__Directions for this task__.
All lines in the records below with the word "Deployment" must be returned.

══ Available data

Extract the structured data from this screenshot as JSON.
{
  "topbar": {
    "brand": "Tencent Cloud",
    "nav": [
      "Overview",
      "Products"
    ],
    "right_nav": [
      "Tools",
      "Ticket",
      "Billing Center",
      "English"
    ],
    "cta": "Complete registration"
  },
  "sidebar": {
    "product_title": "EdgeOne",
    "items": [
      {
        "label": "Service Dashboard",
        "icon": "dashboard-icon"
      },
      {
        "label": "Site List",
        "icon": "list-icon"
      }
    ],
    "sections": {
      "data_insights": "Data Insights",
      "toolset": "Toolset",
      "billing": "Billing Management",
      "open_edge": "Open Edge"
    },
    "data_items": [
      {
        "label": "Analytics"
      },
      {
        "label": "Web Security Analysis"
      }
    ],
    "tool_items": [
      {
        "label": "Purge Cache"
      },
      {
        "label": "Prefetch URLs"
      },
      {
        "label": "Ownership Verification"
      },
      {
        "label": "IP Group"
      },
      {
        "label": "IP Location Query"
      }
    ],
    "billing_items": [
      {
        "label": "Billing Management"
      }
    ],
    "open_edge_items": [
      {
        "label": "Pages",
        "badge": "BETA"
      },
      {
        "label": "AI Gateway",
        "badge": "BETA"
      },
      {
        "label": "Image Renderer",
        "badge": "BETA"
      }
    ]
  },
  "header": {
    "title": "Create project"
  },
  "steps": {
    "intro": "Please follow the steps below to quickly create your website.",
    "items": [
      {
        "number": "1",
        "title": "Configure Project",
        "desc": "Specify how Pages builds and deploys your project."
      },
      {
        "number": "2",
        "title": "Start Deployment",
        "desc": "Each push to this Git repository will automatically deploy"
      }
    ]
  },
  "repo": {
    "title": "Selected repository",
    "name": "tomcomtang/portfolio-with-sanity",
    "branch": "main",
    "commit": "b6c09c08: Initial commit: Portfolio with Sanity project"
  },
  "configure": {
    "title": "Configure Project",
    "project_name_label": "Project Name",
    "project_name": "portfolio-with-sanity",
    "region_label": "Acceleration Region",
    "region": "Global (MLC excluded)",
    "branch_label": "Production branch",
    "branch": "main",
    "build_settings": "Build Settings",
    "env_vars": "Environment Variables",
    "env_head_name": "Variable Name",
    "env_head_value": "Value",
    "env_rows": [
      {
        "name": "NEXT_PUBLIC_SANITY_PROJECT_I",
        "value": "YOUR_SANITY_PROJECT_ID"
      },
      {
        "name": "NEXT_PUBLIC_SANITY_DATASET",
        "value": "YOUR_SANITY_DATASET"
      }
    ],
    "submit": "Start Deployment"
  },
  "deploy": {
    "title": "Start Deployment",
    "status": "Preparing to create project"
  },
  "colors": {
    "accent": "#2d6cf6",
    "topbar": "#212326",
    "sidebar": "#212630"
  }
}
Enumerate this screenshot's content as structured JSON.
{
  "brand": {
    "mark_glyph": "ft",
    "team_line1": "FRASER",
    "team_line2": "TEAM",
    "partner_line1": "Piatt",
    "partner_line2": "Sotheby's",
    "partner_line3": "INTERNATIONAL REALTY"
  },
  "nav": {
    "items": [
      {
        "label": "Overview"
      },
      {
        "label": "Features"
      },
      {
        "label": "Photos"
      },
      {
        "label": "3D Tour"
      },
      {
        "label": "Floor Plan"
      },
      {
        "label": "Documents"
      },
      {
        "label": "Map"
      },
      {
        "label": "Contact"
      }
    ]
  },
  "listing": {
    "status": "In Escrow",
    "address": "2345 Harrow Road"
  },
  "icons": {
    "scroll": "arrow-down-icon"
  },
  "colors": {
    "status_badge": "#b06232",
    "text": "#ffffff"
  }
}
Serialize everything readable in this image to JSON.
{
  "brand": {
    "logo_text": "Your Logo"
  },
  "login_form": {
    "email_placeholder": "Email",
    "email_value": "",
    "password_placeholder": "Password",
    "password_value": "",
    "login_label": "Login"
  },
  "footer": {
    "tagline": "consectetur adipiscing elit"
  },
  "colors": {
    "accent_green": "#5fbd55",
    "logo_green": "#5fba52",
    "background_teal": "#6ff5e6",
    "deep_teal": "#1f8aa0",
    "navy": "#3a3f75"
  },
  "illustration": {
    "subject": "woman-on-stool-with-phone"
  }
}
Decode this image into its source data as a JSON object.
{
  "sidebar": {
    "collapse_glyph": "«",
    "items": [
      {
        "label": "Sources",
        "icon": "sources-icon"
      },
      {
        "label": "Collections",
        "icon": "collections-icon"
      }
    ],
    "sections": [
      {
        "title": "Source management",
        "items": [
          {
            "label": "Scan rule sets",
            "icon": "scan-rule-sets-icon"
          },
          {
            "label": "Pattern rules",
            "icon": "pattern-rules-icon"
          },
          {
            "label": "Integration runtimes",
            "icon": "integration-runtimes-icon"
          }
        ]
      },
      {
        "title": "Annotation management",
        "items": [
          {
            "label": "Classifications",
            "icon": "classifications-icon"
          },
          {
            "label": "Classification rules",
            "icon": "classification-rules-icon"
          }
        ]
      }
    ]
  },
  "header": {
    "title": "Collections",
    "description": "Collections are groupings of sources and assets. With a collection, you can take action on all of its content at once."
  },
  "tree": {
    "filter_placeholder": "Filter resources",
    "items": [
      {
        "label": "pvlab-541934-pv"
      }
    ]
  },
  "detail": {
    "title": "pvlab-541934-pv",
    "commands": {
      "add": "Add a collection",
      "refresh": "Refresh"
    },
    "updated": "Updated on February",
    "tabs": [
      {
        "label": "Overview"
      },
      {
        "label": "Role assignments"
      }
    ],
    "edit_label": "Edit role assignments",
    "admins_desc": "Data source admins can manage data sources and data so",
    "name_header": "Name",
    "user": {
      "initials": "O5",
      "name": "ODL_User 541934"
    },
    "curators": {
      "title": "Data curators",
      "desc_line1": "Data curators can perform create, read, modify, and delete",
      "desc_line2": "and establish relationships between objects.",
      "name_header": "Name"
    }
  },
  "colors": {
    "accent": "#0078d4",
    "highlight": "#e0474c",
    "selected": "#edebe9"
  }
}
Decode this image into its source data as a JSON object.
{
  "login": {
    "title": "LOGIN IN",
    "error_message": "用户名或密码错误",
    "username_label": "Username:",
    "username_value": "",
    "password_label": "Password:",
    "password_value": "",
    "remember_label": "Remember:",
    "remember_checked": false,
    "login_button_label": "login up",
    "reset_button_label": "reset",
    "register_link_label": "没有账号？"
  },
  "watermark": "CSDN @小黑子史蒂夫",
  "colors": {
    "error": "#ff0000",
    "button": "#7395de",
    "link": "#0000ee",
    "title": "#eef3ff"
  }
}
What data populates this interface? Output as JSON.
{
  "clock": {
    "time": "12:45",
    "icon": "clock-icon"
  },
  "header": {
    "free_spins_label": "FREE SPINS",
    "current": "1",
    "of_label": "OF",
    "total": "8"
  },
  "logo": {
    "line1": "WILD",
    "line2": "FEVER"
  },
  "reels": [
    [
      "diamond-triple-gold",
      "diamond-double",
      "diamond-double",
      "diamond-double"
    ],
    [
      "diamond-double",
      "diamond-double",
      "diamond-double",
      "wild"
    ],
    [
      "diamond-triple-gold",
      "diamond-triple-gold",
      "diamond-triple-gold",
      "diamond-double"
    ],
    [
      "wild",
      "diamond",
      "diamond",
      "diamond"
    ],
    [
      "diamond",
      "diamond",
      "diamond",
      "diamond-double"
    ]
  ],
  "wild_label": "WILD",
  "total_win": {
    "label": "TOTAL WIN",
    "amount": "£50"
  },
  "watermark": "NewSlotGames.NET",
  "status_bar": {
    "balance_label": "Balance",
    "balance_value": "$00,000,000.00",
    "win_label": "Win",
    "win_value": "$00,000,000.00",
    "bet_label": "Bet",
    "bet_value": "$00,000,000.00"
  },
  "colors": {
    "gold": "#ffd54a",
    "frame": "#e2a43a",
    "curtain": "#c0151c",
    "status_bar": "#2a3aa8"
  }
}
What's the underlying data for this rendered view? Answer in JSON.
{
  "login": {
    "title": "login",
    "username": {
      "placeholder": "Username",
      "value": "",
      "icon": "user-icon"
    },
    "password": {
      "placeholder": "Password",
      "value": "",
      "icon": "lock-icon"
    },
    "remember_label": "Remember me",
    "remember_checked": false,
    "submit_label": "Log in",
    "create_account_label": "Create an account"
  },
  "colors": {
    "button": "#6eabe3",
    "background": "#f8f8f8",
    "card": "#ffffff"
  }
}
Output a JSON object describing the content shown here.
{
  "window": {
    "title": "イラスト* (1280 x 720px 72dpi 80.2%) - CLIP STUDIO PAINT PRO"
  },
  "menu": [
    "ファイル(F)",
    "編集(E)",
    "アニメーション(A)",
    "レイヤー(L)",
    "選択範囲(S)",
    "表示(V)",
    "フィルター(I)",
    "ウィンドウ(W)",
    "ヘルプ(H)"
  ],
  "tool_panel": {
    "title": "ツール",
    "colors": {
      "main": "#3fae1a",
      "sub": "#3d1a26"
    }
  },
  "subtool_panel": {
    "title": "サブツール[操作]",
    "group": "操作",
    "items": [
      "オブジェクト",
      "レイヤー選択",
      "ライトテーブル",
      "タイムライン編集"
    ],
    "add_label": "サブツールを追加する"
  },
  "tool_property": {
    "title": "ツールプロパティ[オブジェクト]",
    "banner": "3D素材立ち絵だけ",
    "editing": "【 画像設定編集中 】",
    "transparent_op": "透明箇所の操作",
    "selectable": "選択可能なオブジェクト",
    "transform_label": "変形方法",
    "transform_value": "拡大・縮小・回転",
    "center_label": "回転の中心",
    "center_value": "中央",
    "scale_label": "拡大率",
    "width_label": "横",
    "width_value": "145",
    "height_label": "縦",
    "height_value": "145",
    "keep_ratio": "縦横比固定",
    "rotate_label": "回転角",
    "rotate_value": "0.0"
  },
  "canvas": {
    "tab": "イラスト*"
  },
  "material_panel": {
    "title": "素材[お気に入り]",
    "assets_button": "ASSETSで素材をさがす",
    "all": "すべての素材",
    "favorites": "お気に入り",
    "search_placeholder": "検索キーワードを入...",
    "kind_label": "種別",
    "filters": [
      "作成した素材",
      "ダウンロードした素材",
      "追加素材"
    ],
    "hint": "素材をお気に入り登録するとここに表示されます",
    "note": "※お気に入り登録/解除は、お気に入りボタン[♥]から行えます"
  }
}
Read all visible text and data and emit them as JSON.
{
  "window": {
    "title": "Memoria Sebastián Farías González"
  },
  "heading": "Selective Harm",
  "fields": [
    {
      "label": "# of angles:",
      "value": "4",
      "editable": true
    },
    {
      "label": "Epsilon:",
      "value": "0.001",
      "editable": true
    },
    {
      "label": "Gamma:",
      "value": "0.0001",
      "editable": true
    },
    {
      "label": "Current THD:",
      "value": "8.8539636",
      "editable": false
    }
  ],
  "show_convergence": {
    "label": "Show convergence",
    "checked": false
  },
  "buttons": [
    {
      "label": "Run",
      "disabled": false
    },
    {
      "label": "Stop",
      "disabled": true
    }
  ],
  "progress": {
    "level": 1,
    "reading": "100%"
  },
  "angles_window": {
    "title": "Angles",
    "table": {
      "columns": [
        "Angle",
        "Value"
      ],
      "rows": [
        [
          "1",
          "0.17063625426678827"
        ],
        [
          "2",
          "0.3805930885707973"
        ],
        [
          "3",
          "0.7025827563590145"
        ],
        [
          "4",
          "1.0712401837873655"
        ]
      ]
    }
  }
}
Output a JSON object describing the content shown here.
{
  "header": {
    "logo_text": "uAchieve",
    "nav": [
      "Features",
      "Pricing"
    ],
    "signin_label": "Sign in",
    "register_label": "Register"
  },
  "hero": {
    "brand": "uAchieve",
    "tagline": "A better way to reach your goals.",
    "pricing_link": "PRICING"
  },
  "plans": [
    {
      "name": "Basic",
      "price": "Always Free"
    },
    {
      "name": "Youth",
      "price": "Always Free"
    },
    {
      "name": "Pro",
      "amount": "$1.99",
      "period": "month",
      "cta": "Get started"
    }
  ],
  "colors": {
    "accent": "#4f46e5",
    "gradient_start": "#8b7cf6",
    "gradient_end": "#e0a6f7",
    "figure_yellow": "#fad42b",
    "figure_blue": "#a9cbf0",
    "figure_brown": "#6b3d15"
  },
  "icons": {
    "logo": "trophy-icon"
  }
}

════

__Solution to the exercise__.
        "title": "Start Deployment",
    "submit": "Start Deployment"
    "title": "Start Deployment",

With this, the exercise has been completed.